Since the beginning of the 20th Century, the microscope has become the single most widely-used instrument in teaching and scientific research: it has an essential role in laboratories in fields as diverse as cell biology and art conservation.
But its position as an indispensable scientific instrument has not always been secure, and its use and development from the early work of Hooke and Leeuwenhoek in the 17th Century, to that of Abbe towards the end of the 19th Century, has not been a simple story of continous growth and uninterrupted development.
There have been blind alleys, weird and strange inventions, and opportunities for craftsmen to excercise their skills in making instruments which today excite our interest and admiration.
This story is the subject of this book, richly illustrated with colour photographs depicting many of the instruments in the Medical Historical Museum in Copenhagen.
Moreover, it includes detailed descriptions showing precisely how the instruments and their accessoroies were intended to be used, such that readers can fully understand and appreciate the complex and fascinating "Story of the Microscope".
Contents: The Drop of Water - The Compound Microscope in the 17th Century - The Simple Microscope in the 17th Century - The Culpeper Microscope - The Simple Microscope in the 18th Century - The Compound Microscope in the 18th Century and the Solar Microscope - The Advent of Achromats - Adolph Hannover and Søren Kierkegaard - Microscopes in Victorian England - The continental Microscope - Microscopy flourishes as never before - New times, new limits - Sources of Illustrations - Bibliography - Index of Persons.
Bound, full canvas, with a dust jacket.

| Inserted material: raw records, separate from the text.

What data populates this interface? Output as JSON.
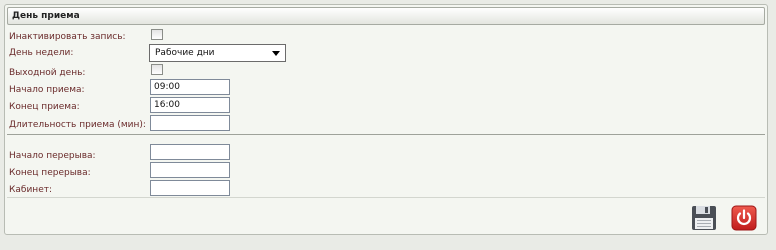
{
  "panel": {
    "title": "День приема"
  },
  "form": {
    "deactivate_label": "Инактивировать запись:",
    "weekday_label": "День недели:",
    "weekday_value": "Рабочие дни",
    "day_off_label": "Выходной день:",
    "start_label": "Начало приема:",
    "start_value": "09:00",
    "end_label": "Конец приема:",
    "end_value": "16:00",
    "duration_label": "Длительность приема (мин):",
    "duration_value": "",
    "break_start_label": "Начало перерыва:",
    "break_start_value": "",
    "break_end_label": "Конец перерыва:",
    "break_end_value": "",
    "cabinet_label": "Кабинет:",
    "cabinet_value": ""
  },
  "icons": {
    "save": "floppy-disk-icon",
    "close": "power-icon"
  },
  "colors": {
    "label": "#6a2b2b",
    "power_button": "#d42a2a"
  }
}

Large format: 22,5 x 30 cm. 2004. The book contains 256 pages with more than 200 illustrations: drawings, and colour photographies of the antique microscopes belonging to Medical Museion in Bredgade, Copenhagen.
Editors: Peter Evennett & Christopher Hammond. Translated by David Stoner.

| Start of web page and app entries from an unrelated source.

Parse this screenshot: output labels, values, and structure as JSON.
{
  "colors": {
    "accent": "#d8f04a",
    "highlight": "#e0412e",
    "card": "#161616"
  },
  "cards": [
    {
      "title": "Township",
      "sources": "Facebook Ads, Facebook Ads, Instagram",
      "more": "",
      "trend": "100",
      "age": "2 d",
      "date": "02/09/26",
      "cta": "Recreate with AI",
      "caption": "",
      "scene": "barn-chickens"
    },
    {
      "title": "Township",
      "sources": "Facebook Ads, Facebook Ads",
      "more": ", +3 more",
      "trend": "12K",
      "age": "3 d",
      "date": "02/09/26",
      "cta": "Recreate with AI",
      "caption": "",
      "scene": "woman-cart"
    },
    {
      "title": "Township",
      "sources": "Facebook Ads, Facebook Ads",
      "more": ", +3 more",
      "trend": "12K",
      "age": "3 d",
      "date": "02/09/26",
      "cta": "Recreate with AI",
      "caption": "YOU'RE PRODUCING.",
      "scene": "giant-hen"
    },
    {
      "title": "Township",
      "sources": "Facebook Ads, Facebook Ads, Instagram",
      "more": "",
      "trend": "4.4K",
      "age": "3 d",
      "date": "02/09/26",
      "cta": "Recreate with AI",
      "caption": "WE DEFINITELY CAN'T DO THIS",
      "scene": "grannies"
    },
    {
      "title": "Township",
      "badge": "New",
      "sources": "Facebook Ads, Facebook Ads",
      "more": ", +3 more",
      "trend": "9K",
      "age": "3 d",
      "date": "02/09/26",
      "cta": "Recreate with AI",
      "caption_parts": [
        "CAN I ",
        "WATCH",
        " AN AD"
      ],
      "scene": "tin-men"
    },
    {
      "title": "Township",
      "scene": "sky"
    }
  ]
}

Front cover shows: Powell & Lealand's microscope ‘No 1’ with binocular tube, marked with the date 1877. In front of the microscope are the Ramsden micrometer screw eyepiece and 6 objectives whose focal lenghts (in inches from left to right) are 1/8, 1/16, 1/2, 1/125 and 1/50. The focal lenght of the objective on the microscope is 1/6 inch. The height of the microscope in the vertical position is c 47 cm.
Back cover shows: Zeiss' large research microscope of 1898 commonly known as the ‘Jughandle’, fitted with Berger's micrometer screw for fine focusing. This microscope once belonged to F.C.C. Hansen, professor of anatomy, Copenhagen.